-- Required action --
Leave the images out, and otherwise write out each entry exactly.

-- Information provided --
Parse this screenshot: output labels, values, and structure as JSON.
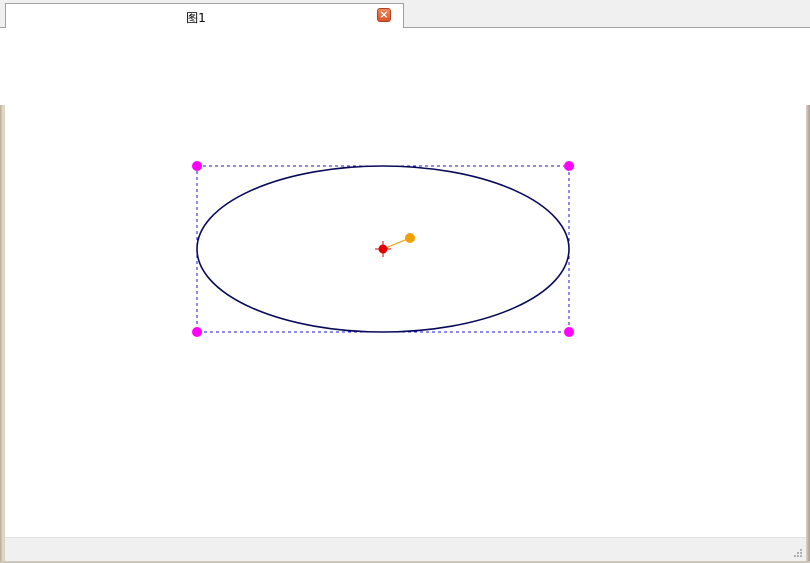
{
  "tab": {
    "title": "图1",
    "close_icon": "close-icon"
  },
  "canvas": {
    "shape": "ellipse",
    "colors": {
      "outline": "#0a0a5a",
      "selection_box": "#1a1ad0",
      "resize_handle": "#ff00ff",
      "center_marker": "#e00000",
      "rotation_handle": "#f0a000"
    }
  }
}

-- Answer space --
Parse this screenshot: output labels, values, and structure as JSON.
{
  "tab": {
    "title": "图1",
    "close_icon": "close-icon"
  },
  "canvas": {
    "shape": "ellipse",
    "colors": {
      "outline": "#0a0a5a",
      "selection_box": "#1a1ad0",
      "resize_handle": "#ff00ff",
      "center_marker": "#e00000",
      "rotation_handle": "#f0a000"
    }
  }
}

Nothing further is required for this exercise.